No-fee cashier’s checks, travelers checks, and money orders
Combined monthly statement includes all of your Wells Fargo PMA linked accounts

Most checking account customers (even very rich ones) will want to maintain a balance of less than $25,000 in their checking accounts; preferring instead to invest surplus cash into savings and investment instruments. To maintain a more normal checking account balance would therefore see you paying $25 per month in service charges, and the account benefits don’t justify this.

5. College Checking account:
This account is for college students. There’s a minimum opening deposit of $100, and a monthly service charge of $3.75. The monthly service charge is waived, though, if you switch from paper to online statements. I quite like this element you get to help the environment and get free banking!

You can also get a 0.25% discount on a Wells Fargo student loan, which may appeal to many college students.

The one feature that isn’t detailed on their website is what their overdraft terms, rates, and charges are for students. Given how important overdrafts tend to be for students I’m amazed at that omission. You should certainly check these details and compare against competitors before applying.

6. Teen Checking account:
This account is for 13 17 year olds but it needs to be opened in conjunction with an adult. A Check card is offered and the adult can set a daily limit on the amount that can be purchased or withdrawn from a cash machine using the card.

There is no monthly service charge, which is great, and you get free online statements.
There’s also some nice additional features, which include:

– Wells Fargo Goal Savings account.
– 24/7 online access to manage your account.
– Account alerts, with information being sent by text message, email, or online.
– Free money management tools like My Spending Report and My Savings Plan to help develop basic budgeting skills.
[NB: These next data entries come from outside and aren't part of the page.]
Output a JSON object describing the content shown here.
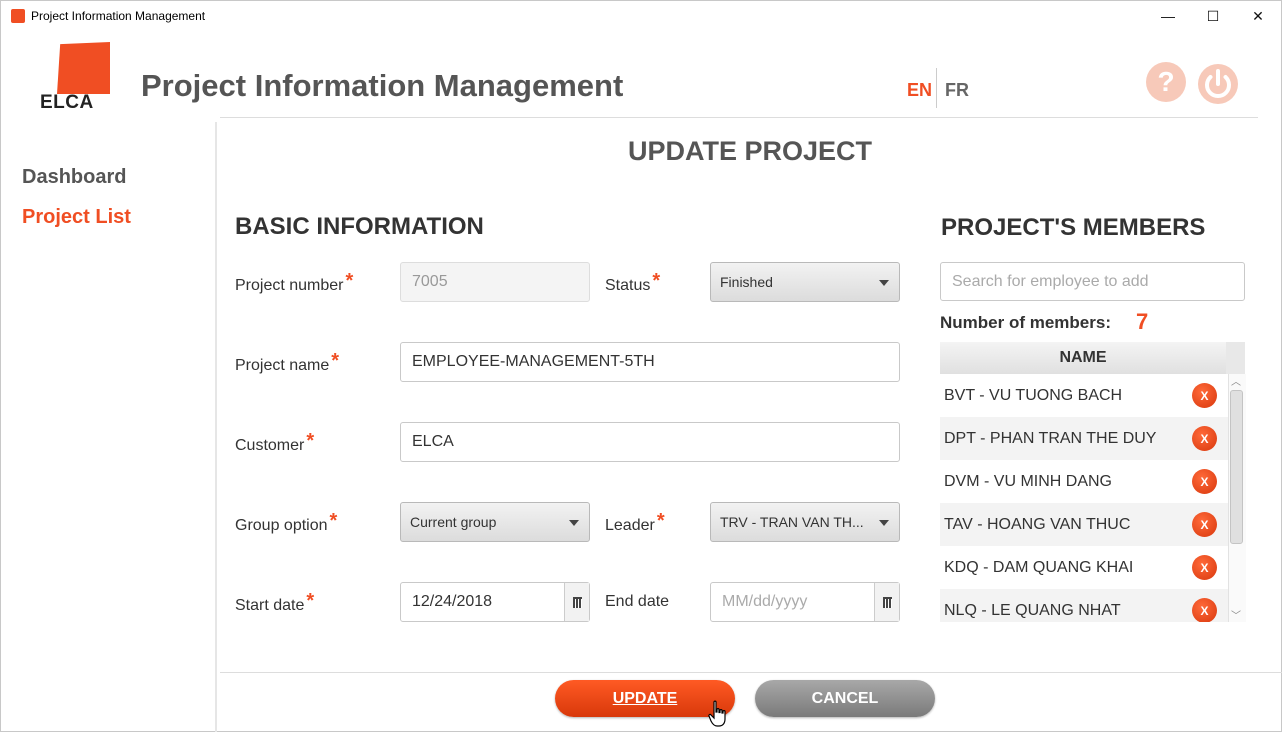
{
  "window": {
    "title": "Project Information Management",
    "minimize_glyph": "—",
    "maximize_glyph": "☐",
    "close_glyph": "✕"
  },
  "header": {
    "logo_text": "ELCA",
    "app_title": "Project Information Management",
    "lang_en": "EN",
    "lang_fr": "FR",
    "help_glyph": "?",
    "power_icon": "power-icon"
  },
  "sidebar": {
    "items": [
      {
        "label": "Dashboard",
        "active": false
      },
      {
        "label": "Project List",
        "active": true
      }
    ]
  },
  "page": {
    "title": "UPDATE PROJECT"
  },
  "basic": {
    "heading": "BASIC INFORMATION",
    "required_mark": "*",
    "project_number_label": "Project number",
    "project_number_value": "7005",
    "status_label": "Status",
    "status_value": "Finished",
    "project_name_label": "Project name",
    "project_name_value": "EMPLOYEE-MANAGEMENT-5TH",
    "customer_label": "Customer",
    "customer_value": "ELCA",
    "group_label": "Group option",
    "group_value": "Current group",
    "leader_label": "Leader",
    "leader_value": "TRV - TRAN VAN TH...",
    "start_label": "Start date",
    "start_value": "12/24/2018",
    "end_label": "End date",
    "end_placeholder": "MM/dd/yyyy"
  },
  "members": {
    "heading": "PROJECT'S MEMBERS",
    "search_placeholder": "Search for employee to add",
    "count_label": "Number of members:",
    "count_value": "7",
    "column_header": "NAME",
    "remove_glyph": "X",
    "rows": [
      "BVT - VU TUONG BACH",
      "DPT - PHAN TRAN THE DUY",
      "DVM - VU MINH DANG",
      "TAV - HOANG VAN THUC",
      "KDQ - DAM QUANG KHAI",
      "NLQ - LE QUANG NHAT"
    ]
  },
  "actions": {
    "update_label": "UPDATE",
    "cancel_label": "CANCEL"
  },
  "colors": {
    "accent": "#f04e23",
    "text": "#333333",
    "muted": "#555555"
  }
}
I’m quite impressed by this account. It seems to offer 13 17 year olds quite a good introduction to personal finance with some nice safeguards and help tools.

Overall, I think the range of checking accounts that Wells Fargo offer adults is fairly mundane. If I had to choose, I would probably select the Basic Checking account as offering the best value. My rationale for this is that I would opt to keep my checking and savings accounts separate so wouldn’t necessarily want to have to have my savings account with Wells Fargo when there are probably better internet-only accounts that I could put my savings into.
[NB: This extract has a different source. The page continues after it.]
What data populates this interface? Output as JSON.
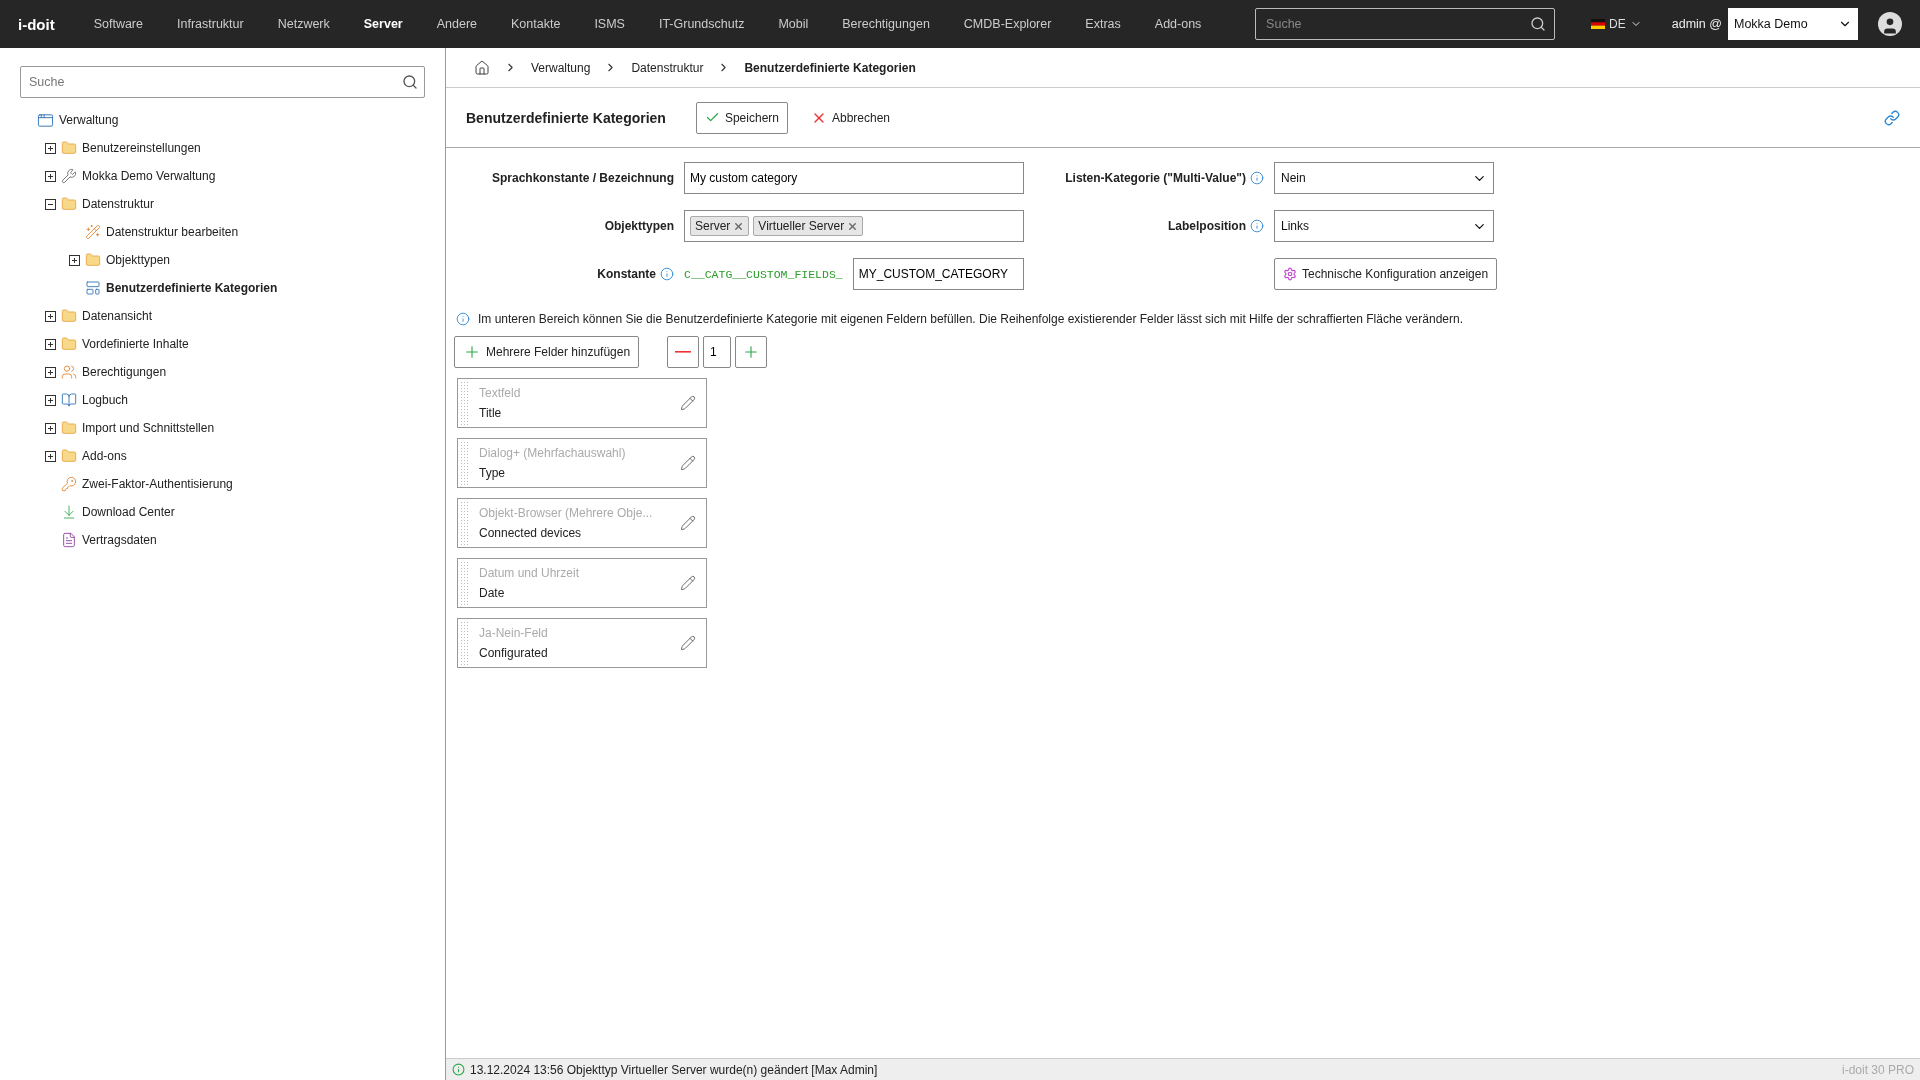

The Teen Checking account, though, looks good value and the Student account may be good too, depending on how competitive the overdraft offer is. This suggests that their strategy may be one of getting customers early and then counting on their ongoing loyalty. Not a bad strategy for a bank, provided that their service levels are high as it should be recognised that there are factors other than the quality of the accounts on offer that influence our choice of bank.